Tributes were also paid on social media.
One said: “The corridors of the Royal will miss him and his dedication to his job and staff. I will miss his banter and craic.”
Another described him as a “real character and lovely man”, while another said: “Heartbreaking news, one of life’s true gents.”
The news came as the Department of Health confirmed yesterday there had been eight more Covid-19 linked deaths reported in the previous 24 hours.
Four were in the Causeway Coast and Glens area and one each in the Belfast, Armagh City, Banbridge and Craigavon and Mid and East Antrim council areas.
There were also 791 new cases of the virus, a significant rise on recent days, and 441 coronavirus patients were being treated in hospital – with 47 people in intensive care including 35 on a ventilator.
Hospital occupancy was at 99 per cent.
In the Republic, there were two new Covid-19 related deaths and 362 new cases of the virus, with the number of people in ICU standing at 38.
Meanwhile, the PSNI issued more than 40 Covid notices and two fixed penalty notices for obstructing police following a house party in south Belfast.
Police were called to the gathering on Penrose Street in the Holyland area just before 1am yesterday.
They found 19 people had “locked themselves in a bedroom and initially refused to come out”.
Officers discovered a further two people “hiding in the attic”.
Police issued 32 fines for breaching Covid restrictions and four people received warnings for breaching the rules.
Two people also received fixed penalty notices for obstructing police.
PSNI Sergeant Stuart Jackson said: “Just after 8.15am this morning, police received a further complaint that a party had restarted at the same address.
“Police again attended and issued a further eight Covid one notices.”
He added: “People must understand that the current health restrictions are not a game.
“Across Northern Ireland, people are making sacrifices, not visiting family members or friends and businesses have temporarily closed.
“The young people congregating or travelling to this area really need to consider their actions for their own health and that of the community of this residential area.”

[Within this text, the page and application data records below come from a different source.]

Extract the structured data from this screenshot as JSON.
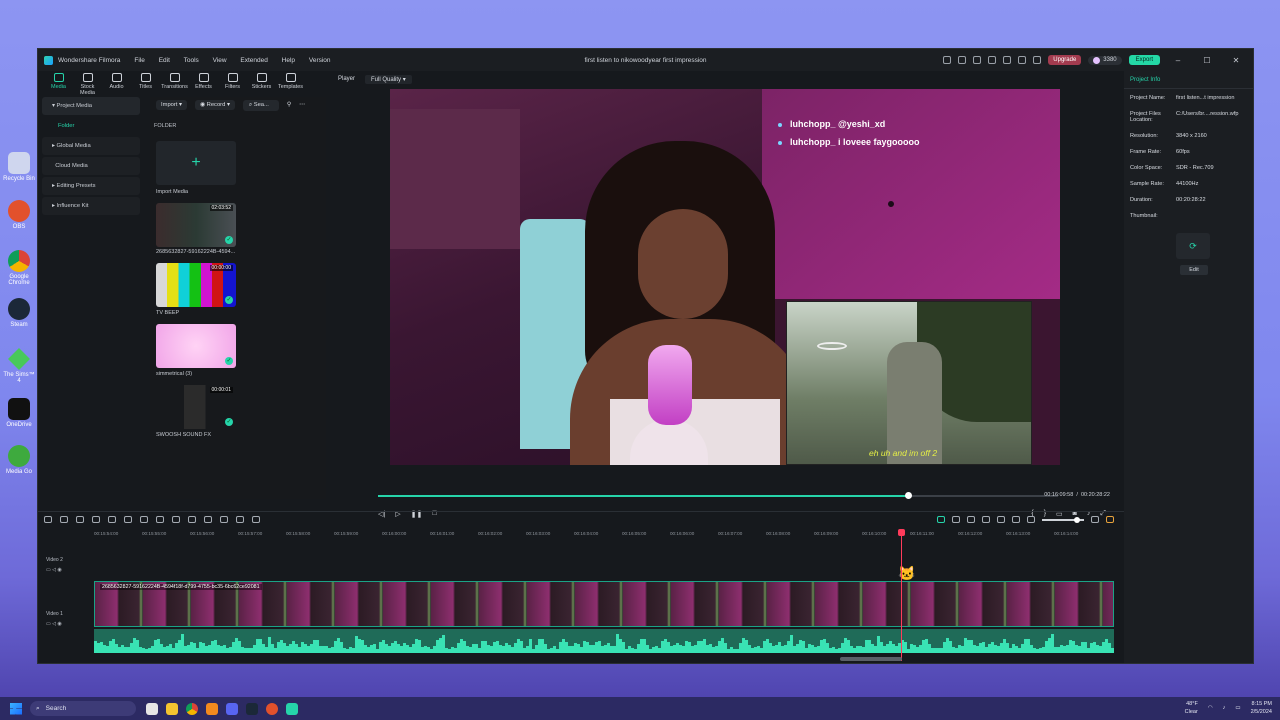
{
  "desktop": {
    "icons": [
      "Recycle Bin",
      "OBS",
      "Google Chrome",
      "Steam",
      "The Sims™ 4",
      "OneDrive",
      "Media Go"
    ]
  },
  "window": {
    "app_name": "Wondershare Filmora",
    "menu": [
      "File",
      "Edit",
      "Tools",
      "View",
      "Extended",
      "Help",
      "Version"
    ],
    "doc_title": "first listen to nikowoodyear first impression",
    "upgrade": "Upgrade",
    "credits": "3380",
    "export": "Export"
  },
  "toolbar": {
    "items": [
      "Media",
      "Stock Media",
      "Audio",
      "Titles",
      "Transitions",
      "Effects",
      "Filters",
      "Stickers",
      "Templates"
    ]
  },
  "left_panel": {
    "project_media": "Project Media",
    "folder": "Folder",
    "global_media": "Global Media",
    "cloud_media": "Cloud Media",
    "editing_presets": "Editing Presets",
    "influence_kit": "Influence Kit"
  },
  "media": {
    "import": "Import",
    "record": "Record",
    "search_placeholder": "Sea...",
    "folder_label": "FOLDER",
    "import_media": "Import Media",
    "items": [
      {
        "name": "2685632827-59162224B-4594...",
        "duration": "02:03:52"
      },
      {
        "name": "TV BEEP",
        "duration": "00:00:00"
      },
      {
        "name": "simmetrical (3)",
        "duration": ""
      },
      {
        "name": "SWOOSH SOUND FX",
        "duration": "00:00:01"
      }
    ]
  },
  "player": {
    "label": "Player",
    "quality": "Full Quality",
    "chat": [
      "luhchopp_ @yeshi_xd",
      "luhchopp_ i loveee faygooooo"
    ],
    "subtitle": "eh uh and im off 2",
    "current_time": "00:16:09:58",
    "total_time": "00:20:28:22",
    "progress": 0.78
  },
  "project_info": {
    "tab": "Project Info",
    "rows": [
      {
        "k": "Project Name:",
        "v": "first listen...t impression"
      },
      {
        "k": "Project Files Location:",
        "v": "C:/Users/br....ression.wfp"
      },
      {
        "k": "Resolution:",
        "v": "3840 x 2160"
      },
      {
        "k": "Frame Rate:",
        "v": "60fps"
      },
      {
        "k": "Color Space:",
        "v": "SDR - Rec.709"
      },
      {
        "k": "Sample Rate:",
        "v": "44100Hz"
      },
      {
        "k": "Duration:",
        "v": "00:20:28:22"
      },
      {
        "k": "Thumbnail:",
        "v": ""
      }
    ],
    "edit": "Edit"
  },
  "timeline": {
    "ruler": [
      "00:15:54:00",
      "00:15:55:00",
      "00:15:56:00",
      "00:15:57:00",
      "00:15:58:00",
      "00:15:59:00",
      "00:16:00:00",
      "00:16:01:00",
      "00:16:02:00",
      "00:16:03:00",
      "00:16:04:00",
      "00:16:05:00",
      "00:16:06:00",
      "00:16:07:00",
      "00:16:08:00",
      "00:16:09:00",
      "00:16:10:00",
      "00:16:11:00",
      "00:16:12:00",
      "00:16:13:00",
      "00:16:14:00"
    ],
    "video2": "Video 2",
    "video1": "Video 1",
    "clip_title": "2685632827-59162224B-4594f18f-d799-4755-bc35-6bc62ce92081"
  },
  "taskbar": {
    "search": "Search",
    "weather_temp": "48°F",
    "weather_desc": "Clear",
    "time": "8:15 PM",
    "date": "2/5/2024"
  }
}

He said police will contact university and further education authorities “who may consider taking action if any of their students were involved with this party”.
— to www.irishnews.com